Learning Resources
Israel National Trail Now on Google Street View
The Israel National Trail (INT), the 1,100 km trail that crosses the entire country from north to south, recently became the first such trail to be uploaded to Google's Street View service, in honor of Tu Bishvat (the Jewish New Year of trees). The path was filmed for three months by 250 staff members of Israel's Society for the Protection of Nature (SPNI) and Google, and is now accessible to anyone in the the world using Google Maps. The INT was recorded by Google Street view using two Trekker cameras, which younger members of the SPNI carried on their backs. The INT was selected as one of the 20 best trails in the world by National Geographic magazine.
Publication Year: January 28, 2016    |    Updated in JTEC: February 3, 2016
Teacher Education
Applications Are Now Open: YU Certificate Program in Experiential Jewish Education Cohort VI
Yeshiva University Center for the Jewish Future (CJF) has announced that it is now accepting applications and nominations for Cohort VI of its Certificate Program in Experiential Jewish Education. The Certificate Program provides outstanding in-service practitioners with tools, knowledge and skills designed to infuse their practice with deliberation and intentionality by introducing theories and models that capture the essence of Experiential Jewish Education and its impact on the formation of Jewish identity.
Publication Year: January 26, 2016     |    Updated in JTEC: February 3, 2016
Adult Education
Summer Programs, for the Yiddishist in You
Yiddish attracts a wide range of Jews and non-Jews alike, and for a variety of reasons—religion (it’s still the spoken language for most frum Ashkenazim, politics (a language and culture that affirms Ashkenazi Jews’ rootedness in Europe and the diaspora, rather than in Israel), culture and history (despite the past half-century’s renaissance in Yiddish scholarship, there’s still so, so much more left to study and explore), and much more. And although I didn’t know it when I applied to YIVO’s summer program, there’s a similarly wide a range of Yiddish programs in existence today for the nascent Yiddishist.
Publication Year: January 21, 2016    |    Updated in JTEC: January 28, 2016
Informal Education
Jewish Youth in Texas: Toward a Multi-Methodological Approach to Minority Identity
Qualitative and quantitative research methods are used to examine the religious and ethnic identity of youth attending a Jewish summer camp in Texas.
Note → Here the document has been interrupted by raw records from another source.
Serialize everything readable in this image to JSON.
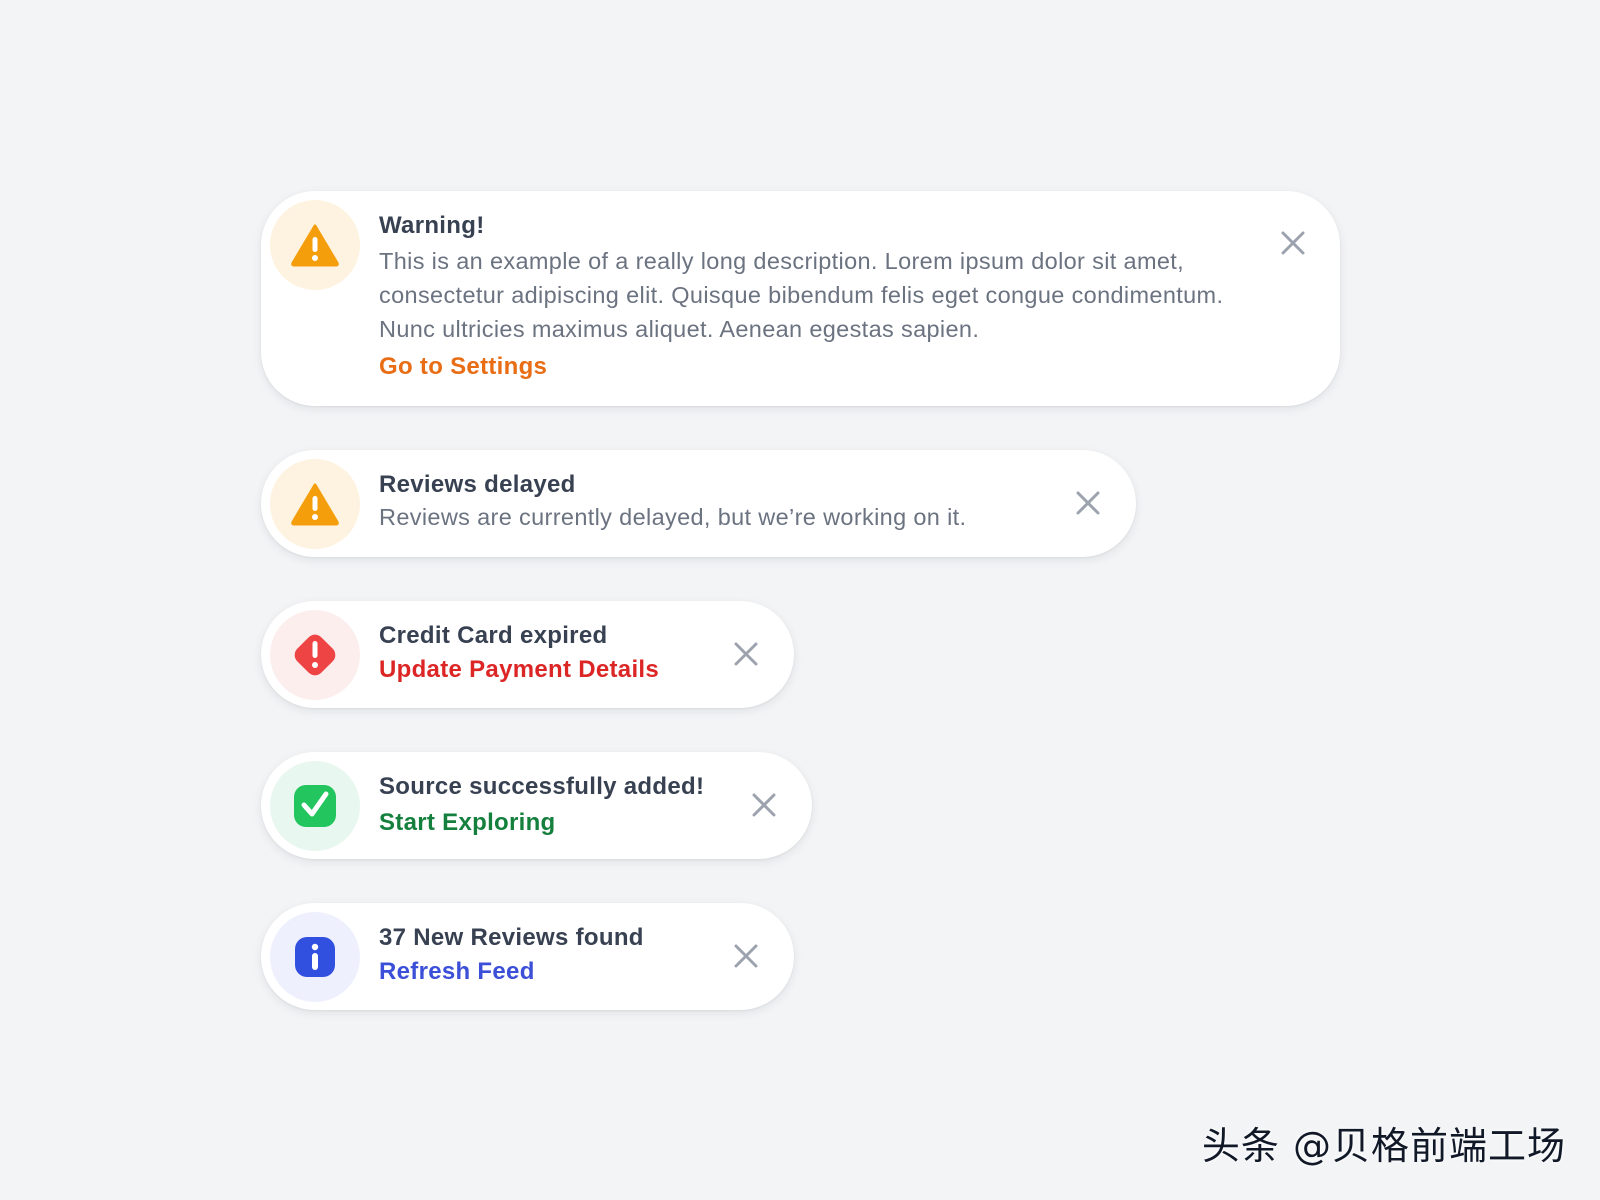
{
  "notifications": [
    {
      "type": "warning",
      "icon": "warning-triangle-icon",
      "title": "Warning!",
      "description": "This is an example of a really long description. Lorem ipsum dolor sit amet, consectetur adipiscing elit. Quisque bibendum felis eget congue condimentum. Nunc ultricies maximus aliquet. Aenean egestas sapien.",
      "action": "Go to Settings",
      "close_icon": "close-icon"
    },
    {
      "type": "warning",
      "icon": "warning-triangle-icon",
      "title": "Reviews delayed",
      "description": "Reviews are currently delayed, but we’re working on it.",
      "close_icon": "close-icon"
    },
    {
      "type": "error",
      "icon": "error-diamond-icon",
      "title": "Credit Card expired",
      "action": "Update Payment Details",
      "close_icon": "close-icon"
    },
    {
      "type": "success",
      "icon": "success-check-icon",
      "title": "Source successfully added!",
      "action": "Start Exploring",
      "close_icon": "close-icon"
    },
    {
      "type": "info",
      "icon": "info-icon",
      "title": "37 New Reviews found",
      "action": "Refresh Feed",
      "close_icon": "close-icon"
    }
  ],
  "colors": {
    "background": "#f3f4f6",
    "card": "#ffffff",
    "title": "#374151",
    "description": "#6b7280",
    "warning_icon": "#f59e0b",
    "warning_bg": "#fef3e0",
    "warning_action": "#e86d14",
    "error_icon": "#ef4444",
    "error_bg": "#fdeeee",
    "error_action": "#dc2626",
    "success_icon": "#22c55e",
    "success_bg": "#e8f7ef",
    "success_action": "#15803d",
    "info_icon": "#3150e0",
    "info_bg": "#eef0fd",
    "info_action": "#3b4fd8",
    "close": "#9ca3af"
  },
  "watermark": "头条 @贝格前端工场"
}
A strong aspect of participants' Jewish identity is formulated in reaction to the surrounding Christian society, with which they negotiate a compromise to live relatively comfortably. The in-formal religious education and temporary community of the camp allow exploration of a proactive Jewish identity.
Publication Year: Winter, 2006     |    Updated in JTEC: January 28, 2016
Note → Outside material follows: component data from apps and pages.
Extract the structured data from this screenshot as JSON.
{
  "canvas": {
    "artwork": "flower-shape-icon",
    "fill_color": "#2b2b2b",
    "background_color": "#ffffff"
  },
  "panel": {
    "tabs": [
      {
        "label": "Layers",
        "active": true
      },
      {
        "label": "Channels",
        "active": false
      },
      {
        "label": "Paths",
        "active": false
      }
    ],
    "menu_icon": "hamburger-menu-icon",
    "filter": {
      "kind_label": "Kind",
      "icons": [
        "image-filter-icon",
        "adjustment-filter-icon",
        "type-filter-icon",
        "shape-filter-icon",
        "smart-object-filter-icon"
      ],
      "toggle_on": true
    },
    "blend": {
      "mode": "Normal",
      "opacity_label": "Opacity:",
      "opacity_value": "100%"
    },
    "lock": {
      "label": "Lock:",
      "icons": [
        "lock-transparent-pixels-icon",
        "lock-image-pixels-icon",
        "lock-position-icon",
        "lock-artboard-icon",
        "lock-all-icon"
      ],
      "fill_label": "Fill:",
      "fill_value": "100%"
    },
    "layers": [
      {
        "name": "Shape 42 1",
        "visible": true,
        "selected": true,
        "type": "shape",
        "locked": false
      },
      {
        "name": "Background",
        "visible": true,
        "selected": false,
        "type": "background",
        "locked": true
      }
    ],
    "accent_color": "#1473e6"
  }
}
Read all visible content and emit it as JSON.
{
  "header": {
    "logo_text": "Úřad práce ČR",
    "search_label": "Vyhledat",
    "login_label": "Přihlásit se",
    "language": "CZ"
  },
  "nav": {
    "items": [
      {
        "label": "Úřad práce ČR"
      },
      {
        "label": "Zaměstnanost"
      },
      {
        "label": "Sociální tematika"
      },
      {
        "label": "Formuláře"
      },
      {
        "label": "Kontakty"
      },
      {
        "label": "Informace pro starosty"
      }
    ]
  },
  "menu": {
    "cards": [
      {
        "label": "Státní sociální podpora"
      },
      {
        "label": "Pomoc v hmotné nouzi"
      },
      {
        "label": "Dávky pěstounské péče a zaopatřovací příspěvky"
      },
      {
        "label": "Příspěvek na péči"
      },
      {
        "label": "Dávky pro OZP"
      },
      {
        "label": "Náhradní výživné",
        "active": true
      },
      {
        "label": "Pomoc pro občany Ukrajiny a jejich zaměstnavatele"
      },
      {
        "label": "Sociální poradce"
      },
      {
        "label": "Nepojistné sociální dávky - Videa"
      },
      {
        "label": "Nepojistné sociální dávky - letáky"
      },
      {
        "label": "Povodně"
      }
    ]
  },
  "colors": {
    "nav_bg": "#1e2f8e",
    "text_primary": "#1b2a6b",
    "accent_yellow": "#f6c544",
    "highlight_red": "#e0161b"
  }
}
Formal Education
Teacher Diversity and the Right to Adaptable Education in the Religiously Oriented School: What Can We Learn From Students’ Perceptions?
This study examines students’ perceptions of disparities between teachers’ views and the school ethos in a religiously oriented school, and dissects the implications of such disparities on the children’s right to adaptable education. The study draws on 102 essays of students enrolled in an American Jewish high school that employs a diverse teaching staff. Findings demonstrate that teacher diversity in a religiously oriented school may fulfill the children’s right to adaptable education by motivating children to engage in social perspective taking, and to interact with multiple spheres of cultural affiliations.
Publication Year: January 12, 2016     |    Updated in JTEC: January 28, 2016